  • Letter from L.J. Papineau and J. Neilson, Esqs., Addressed to His Majesty's Under Secretary of State on the Subject of the Proposed Union of the Provinces of Upper and Lower Canada., 1823 (online)
  • Report of the Special Committee of the House of Assembly of Lower-Canada, on the Petitions Against the Road Laws and the Office of Grand-Voyer, 1830
  • Rapport du Comité spécial de la Chambre d'assemblée sur le Département du bureau de la poste dans la province du Bas-Canada, 1831
  • Report of the Commissioners Appointed under the Lower Canada Act, 4th William IV. cap. 10, to Visit the United States' Penitentiaries, 1835
  • First report. The Select Committee Appointed to Investigate and Report on the Outrages Alleged to Have Been Committed at the General Election in the Counties of Terrebonne, Montreal, Vaudreuil, Beauharnois, Chambly and Rouville, 1843

Family information[edit]

His Sons:

  • Samuel Neilson (1800-1837)
  • William Neilson (1805-1895) married Margaret Cassin
  • John Jr. Neilson (1820-1896) married Laura Moorehead

His daughters:

  • Isabel Neilson (1798-1873)
  • Mary Neilson married notary Thomas Lee
  • Elisabeth Neilson (1804-1804)
  • Margaret Neilson (1808-1894)
  • Janet Neilson (1810- )
  • Agnes Janet Neilson (1815-1837)
  • Frances Neilson (1815- )

One of his granddaughters Isabel Neilson married Charles Stuart Wolff the son of Lt. Col. Alexander Joseph Wolff a British soldier who established in Valcartier, Canada in 1824.

Notes[edit]

  1. ^ "John Neilson". Dictionary of Canadian Biography (online ed.). University of Toronto Press. 1979–2005. 
  2. ^ "Web site of the Assemblée nationale du Québec - John Neilson". 

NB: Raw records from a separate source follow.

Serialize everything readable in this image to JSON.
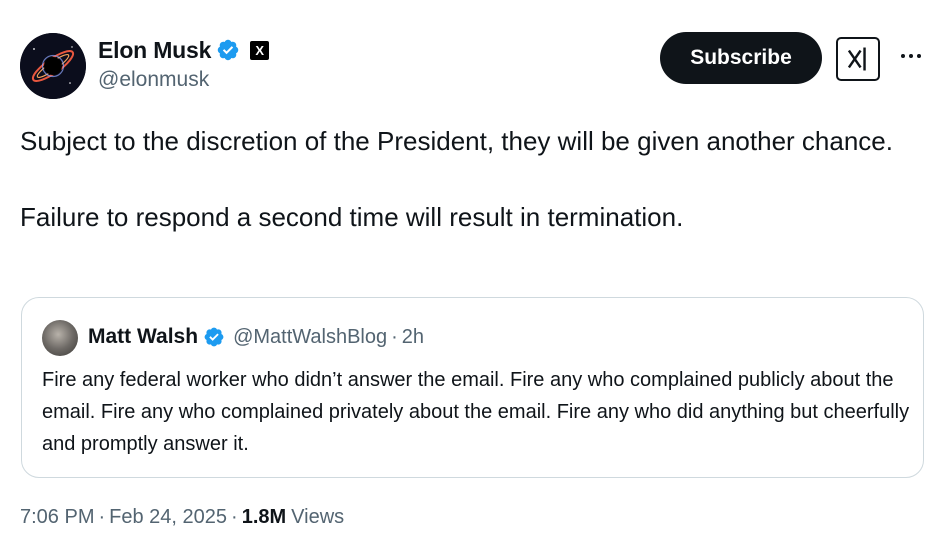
{
  "author": {
    "display_name": "Elon Musk",
    "handle": "@elonmusk",
    "verified_icon": "verified-badge",
    "org_badge": "X"
  },
  "actions": {
    "subscribe_label": "Subscribe",
    "grok_icon": "grok-icon",
    "more_icon": "more-icon"
  },
  "tweet": {
    "paragraphs": [
      "Subject to the discretion of the President, they will be given another chance.",
      "Failure to respond a second time will result in termination."
    ]
  },
  "quoted_tweet": {
    "display_name": "Matt Walsh",
    "handle": "@MattWalshBlog",
    "separator": "·",
    "time": "2h",
    "text": "Fire any federal worker who didn’t answer the email. Fire any who complained publicly about the email. Fire any who complained privately about the email. Fire any who did anything but cheerfully and promptly answer it."
  },
  "meta": {
    "time": "7:06 PM",
    "separator": "·",
    "date": "Feb 24, 2025",
    "separator2": "·",
    "views_count": "1.8M",
    "views_label": "Views"
  },
  "colors": {
    "verified_blue": "#1d9bf0",
    "text": "#0f1419",
    "muted": "#536471",
    "border": "#cfd9de"
  }
}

References[edit]

  • "Biography". Dictionnaire des parlementaires du Québec de 1792 à nos jours (in French). National Assembly of Quebec. 
  • Tomlinson, James (1972). L'imprimerie Neilson, Montréal: Université de Montréal, 23 p.
  • Audet, Francis-Joseph. "John Neilson", in Mémoires de la société Royale du Canada. Troisième Série; Vol. XXII, Ottawa, 1928, p. 81-97

See also[edit]